6. Half-table banks are generally easier than full-table banks.
Like most shot-making in general, it's easier to execute things at a shorter distance. Aiming a full-table bank is much more difficult because any deviation from perfect execution will be magnified as the object ball travels twice the distance towards the pocket of one moving cross-table.
7. Sharper banks are easier to judge than wider ones.
It's relatively easy to visualize a successful bank if the object ball's route out is only slightly altered from its route in. The wider the bank, the farther away these two paths will be.
8. Be aware of the relative size of the pocket.
Side pockets loom large from the center of the table and shrink to teeny-tiny as you get closer to either end rail. Use this to your advantage by aiming side banks a little wider with a very firm stroke, causing the object ball to hit the rail closer to the center of the table while the added speed compensates by sharpening the rebound.
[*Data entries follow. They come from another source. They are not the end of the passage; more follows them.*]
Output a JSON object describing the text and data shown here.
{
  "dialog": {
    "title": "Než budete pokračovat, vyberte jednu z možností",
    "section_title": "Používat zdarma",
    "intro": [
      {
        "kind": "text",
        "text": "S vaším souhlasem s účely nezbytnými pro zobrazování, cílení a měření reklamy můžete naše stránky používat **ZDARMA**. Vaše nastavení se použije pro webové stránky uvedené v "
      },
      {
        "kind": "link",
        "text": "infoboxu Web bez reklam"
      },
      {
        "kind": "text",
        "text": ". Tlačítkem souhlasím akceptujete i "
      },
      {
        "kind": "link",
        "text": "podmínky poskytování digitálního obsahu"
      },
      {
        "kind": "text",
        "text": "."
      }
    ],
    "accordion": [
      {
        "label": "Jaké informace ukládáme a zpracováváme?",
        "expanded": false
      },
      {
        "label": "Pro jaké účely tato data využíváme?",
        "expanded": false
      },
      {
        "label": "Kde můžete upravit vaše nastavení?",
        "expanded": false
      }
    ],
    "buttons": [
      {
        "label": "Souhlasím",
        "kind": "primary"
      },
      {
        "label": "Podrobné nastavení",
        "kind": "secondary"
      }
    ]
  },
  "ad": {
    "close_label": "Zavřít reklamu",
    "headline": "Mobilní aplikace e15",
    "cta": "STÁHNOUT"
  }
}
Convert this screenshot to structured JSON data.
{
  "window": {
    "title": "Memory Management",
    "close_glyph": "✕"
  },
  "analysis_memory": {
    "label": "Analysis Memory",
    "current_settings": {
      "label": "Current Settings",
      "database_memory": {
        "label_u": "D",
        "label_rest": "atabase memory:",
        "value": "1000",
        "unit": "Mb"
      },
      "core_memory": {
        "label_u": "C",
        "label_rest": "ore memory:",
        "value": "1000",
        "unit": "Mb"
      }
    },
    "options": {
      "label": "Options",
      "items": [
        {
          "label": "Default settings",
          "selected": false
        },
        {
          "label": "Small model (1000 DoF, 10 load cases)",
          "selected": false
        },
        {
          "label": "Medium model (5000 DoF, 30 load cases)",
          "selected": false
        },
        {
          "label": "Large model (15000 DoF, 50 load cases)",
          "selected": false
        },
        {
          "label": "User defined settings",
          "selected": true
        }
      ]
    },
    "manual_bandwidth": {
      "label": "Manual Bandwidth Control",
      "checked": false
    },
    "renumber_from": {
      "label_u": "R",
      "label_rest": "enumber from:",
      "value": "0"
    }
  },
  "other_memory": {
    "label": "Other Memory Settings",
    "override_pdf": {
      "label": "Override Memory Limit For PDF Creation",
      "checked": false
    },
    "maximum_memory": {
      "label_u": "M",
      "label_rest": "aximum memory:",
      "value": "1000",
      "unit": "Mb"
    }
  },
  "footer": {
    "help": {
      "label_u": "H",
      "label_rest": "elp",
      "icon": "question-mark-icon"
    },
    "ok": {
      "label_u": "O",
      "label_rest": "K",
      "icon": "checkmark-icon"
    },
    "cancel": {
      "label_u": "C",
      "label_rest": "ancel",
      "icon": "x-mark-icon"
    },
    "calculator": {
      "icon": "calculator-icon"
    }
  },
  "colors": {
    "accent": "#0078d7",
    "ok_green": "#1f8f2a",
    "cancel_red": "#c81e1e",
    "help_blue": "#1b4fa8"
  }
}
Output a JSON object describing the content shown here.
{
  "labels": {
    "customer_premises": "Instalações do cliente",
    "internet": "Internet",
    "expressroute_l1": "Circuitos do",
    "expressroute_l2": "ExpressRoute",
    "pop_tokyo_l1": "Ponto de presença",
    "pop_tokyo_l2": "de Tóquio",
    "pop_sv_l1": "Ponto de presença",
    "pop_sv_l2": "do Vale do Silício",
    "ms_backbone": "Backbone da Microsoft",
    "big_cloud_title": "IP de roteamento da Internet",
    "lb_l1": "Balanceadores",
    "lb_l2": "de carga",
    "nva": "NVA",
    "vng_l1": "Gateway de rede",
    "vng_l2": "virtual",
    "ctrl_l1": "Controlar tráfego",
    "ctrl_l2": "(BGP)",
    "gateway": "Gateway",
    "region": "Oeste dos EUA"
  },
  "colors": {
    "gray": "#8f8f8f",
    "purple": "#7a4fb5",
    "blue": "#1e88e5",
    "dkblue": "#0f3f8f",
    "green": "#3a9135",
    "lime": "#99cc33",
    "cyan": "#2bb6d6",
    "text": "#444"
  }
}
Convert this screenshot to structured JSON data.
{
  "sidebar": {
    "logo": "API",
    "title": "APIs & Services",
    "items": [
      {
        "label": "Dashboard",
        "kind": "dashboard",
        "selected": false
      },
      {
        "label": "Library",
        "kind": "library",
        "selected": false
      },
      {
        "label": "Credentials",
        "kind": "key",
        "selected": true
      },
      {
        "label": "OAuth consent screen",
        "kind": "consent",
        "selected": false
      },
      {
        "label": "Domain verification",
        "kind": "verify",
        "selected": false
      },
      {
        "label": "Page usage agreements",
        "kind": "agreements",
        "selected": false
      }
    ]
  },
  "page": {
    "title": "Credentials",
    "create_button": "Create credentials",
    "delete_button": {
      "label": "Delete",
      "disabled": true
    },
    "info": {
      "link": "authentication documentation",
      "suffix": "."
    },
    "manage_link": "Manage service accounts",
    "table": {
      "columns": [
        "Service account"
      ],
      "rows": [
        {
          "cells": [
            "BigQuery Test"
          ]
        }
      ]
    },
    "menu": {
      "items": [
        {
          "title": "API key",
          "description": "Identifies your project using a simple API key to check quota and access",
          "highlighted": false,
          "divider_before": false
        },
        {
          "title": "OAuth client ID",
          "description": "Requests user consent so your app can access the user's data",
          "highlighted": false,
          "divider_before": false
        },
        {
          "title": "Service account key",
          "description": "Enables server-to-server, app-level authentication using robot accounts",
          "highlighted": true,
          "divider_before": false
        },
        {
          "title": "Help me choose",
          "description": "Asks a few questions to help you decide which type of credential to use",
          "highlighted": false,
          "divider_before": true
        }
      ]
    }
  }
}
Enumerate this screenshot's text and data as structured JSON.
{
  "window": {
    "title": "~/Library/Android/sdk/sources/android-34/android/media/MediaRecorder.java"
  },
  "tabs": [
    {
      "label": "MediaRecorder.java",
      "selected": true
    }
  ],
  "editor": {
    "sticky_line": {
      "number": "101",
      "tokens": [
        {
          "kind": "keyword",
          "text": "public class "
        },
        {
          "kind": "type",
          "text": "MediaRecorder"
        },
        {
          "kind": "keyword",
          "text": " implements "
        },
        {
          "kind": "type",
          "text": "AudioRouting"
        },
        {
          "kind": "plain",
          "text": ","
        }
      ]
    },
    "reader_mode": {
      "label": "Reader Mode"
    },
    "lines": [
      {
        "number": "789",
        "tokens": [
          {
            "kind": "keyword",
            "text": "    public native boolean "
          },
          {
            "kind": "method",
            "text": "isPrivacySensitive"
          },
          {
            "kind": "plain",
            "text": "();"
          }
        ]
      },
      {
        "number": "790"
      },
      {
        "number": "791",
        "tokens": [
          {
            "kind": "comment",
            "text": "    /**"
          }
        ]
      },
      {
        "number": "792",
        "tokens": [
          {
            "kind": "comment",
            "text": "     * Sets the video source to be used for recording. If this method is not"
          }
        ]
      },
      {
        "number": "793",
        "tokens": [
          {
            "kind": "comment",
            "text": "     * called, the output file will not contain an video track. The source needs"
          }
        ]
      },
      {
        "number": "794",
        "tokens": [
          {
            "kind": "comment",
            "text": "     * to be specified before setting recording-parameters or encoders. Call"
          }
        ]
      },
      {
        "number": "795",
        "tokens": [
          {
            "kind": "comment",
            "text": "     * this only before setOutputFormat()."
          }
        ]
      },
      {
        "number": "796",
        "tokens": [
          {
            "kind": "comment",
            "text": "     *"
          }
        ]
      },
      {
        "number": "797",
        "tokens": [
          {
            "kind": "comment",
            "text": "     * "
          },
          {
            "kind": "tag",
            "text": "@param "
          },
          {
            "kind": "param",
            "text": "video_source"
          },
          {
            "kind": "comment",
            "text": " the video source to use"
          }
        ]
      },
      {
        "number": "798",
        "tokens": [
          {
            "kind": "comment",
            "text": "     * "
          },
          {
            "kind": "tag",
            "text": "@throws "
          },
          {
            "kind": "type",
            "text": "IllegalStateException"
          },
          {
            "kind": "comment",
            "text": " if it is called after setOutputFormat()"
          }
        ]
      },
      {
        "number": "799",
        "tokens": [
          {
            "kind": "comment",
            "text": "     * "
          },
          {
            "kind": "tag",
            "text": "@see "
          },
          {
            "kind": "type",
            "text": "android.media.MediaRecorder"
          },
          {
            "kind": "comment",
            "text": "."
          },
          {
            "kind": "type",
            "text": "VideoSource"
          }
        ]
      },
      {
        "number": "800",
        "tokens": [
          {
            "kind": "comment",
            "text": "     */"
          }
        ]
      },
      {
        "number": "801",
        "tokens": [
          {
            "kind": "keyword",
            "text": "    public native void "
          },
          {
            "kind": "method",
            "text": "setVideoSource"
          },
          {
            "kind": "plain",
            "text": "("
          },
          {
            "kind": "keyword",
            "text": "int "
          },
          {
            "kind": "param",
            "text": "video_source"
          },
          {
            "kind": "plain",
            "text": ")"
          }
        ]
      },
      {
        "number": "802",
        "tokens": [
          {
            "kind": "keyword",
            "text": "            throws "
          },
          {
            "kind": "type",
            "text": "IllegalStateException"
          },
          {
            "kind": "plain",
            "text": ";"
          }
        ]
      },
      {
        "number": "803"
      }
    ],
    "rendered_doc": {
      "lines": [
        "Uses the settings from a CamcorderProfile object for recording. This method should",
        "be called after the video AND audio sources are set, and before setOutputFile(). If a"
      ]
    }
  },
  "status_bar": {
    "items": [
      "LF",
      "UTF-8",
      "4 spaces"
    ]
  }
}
9. Conditions are a huge factor.
One of the things that makes banks so risky is that the angles, and your ability manipulate them, change from table to table. The liveliness of the rails, the age and type of cloth and even the heat and humidity are all potential unknowns that can turn a winning shot into a near miss.
10. Master the easy banks.
As you practice, you'll see that some banks go in all the time, while some are a 1-in-100 proposition. Your time is better spent turning a 70% shot into a 90% shot than in turning a 2% shot into a 10% shot.